It’s a common occurrence this time of year. You’re walking through the woods enjoying the cool dry air as the autumn colors are just beginning to blush in the trees around you. As you stroll along, your gaze lingers on a particularly colorful bush off to one side and SPLAT!!, you’ve got a spider web and perhaps the spider who made it, instantly glued to your face.
There’s no getting around it, sometimes nature is sticky and gets all over you. This is particularly true in late summer or early fall, when spider webs across your path are as autumn-y as cold feet and hot soup.
Some webs catch the sunlight nicely, proudly presenting their delicate construction, glistening with the morning dew, hovering in mid-air before your path. The majority, however, are invisible, or nearly so, and there’s only so much one can do to protect oneself.
Because I am in the habit of taking a morning constitutional, especially in times of particularly gorgeous weather, I can testify that I have much gooey/crawly experience at receiving incoming spider webs ear-to-ear and pate-to-jowl. If course I’ve been covered in web head-to-toe as well, I only emphasize the full-facial encounter because it is clearly the most sensation-rich experience.
I have some good news also: In all my years of unsolicited arachnid rendezvous, I have never received a bite, sting or whatever sort of wound it is that an irate spider might visit upon one’s soft tissues.
Good Bit of News II: If you follow the same path daily, and always run into the same spider web day after day, it won’t take long for the spider to realize that you lack the proper intelligence to alter your path appropriately, so after a time he’ll move his web higher than your face.
There are also a couple of things that even you can do. One is to break off a stick three or four feet long and wave it in front of you as you walk along. You’ll rarely get spiders or web on your visage when you do this, and since you’re alone out in the woods, it doesn’t matter how silly you look.
Except to you.

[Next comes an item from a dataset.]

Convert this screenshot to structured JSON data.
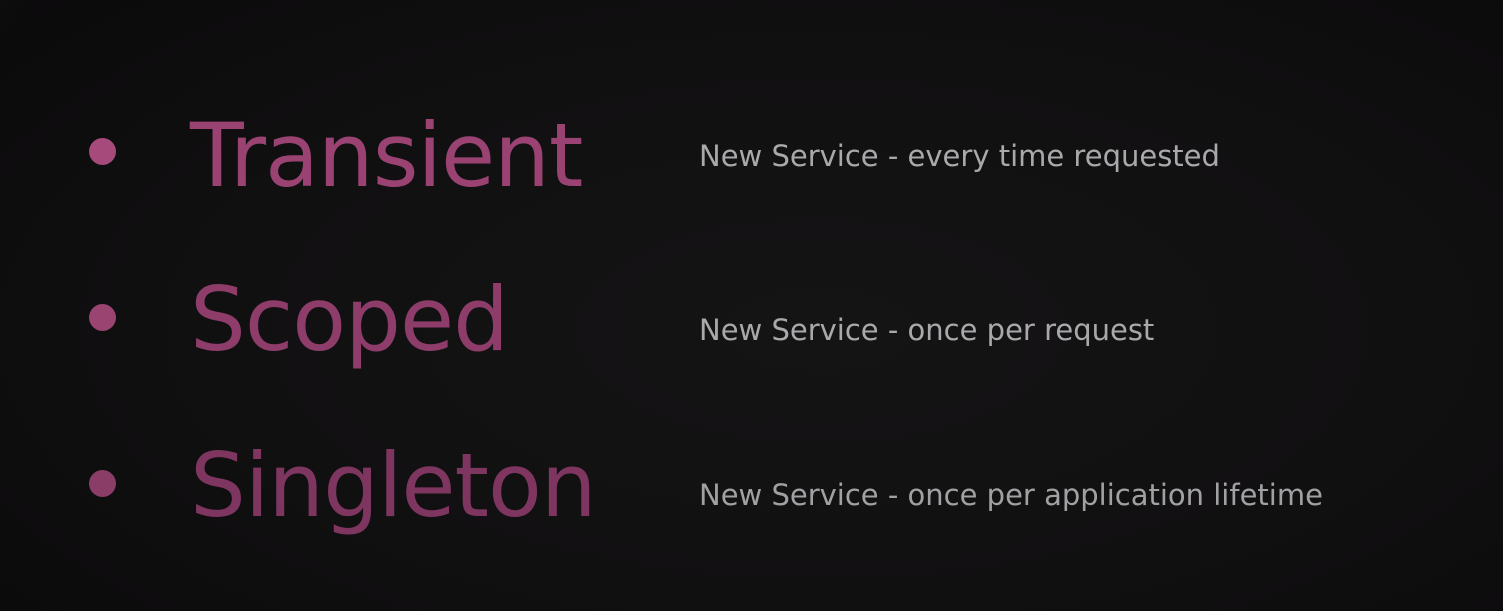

If waving a stick is too easy and effective for your taste, you might want to investigate becoming a spider-avoiding ninja. The ninja has studied spider behavior and web design at all eight feet of the masters. He knows that Spider chooses to build his webs over the road where he finds nearby branches to anchor to, so the ninja avoids overhanging branches and shrubs that encroach upon the road. He takes note of anything floating in mid-air. He is ever watchful while passing such situations and, should a plump, juicy spider and web suddenly appear before his eyes, he stops instantly many times just inches from the web.
Then there are other times. Often he stops, but not before his face is pressing ever so lightly into the web. In these cases, resisting the urge to squeal like a little girl, he leans his head back and pirouettes in the direction of the closest overhanging branch or shrub, which is certain to be what the web is most firmly anchored to. As he rolls his body back away from the web, this gentle treatment keeps the web intact, and the ninja is away and free rather than clawing spider-web off of his face. Continuing his 360-degree circle, the ninja steps to the other side of the road to continue, because Spider finds it easier to build a web from a branch to the ground than from one branch to another, chances are good that the web only covers one side of the road.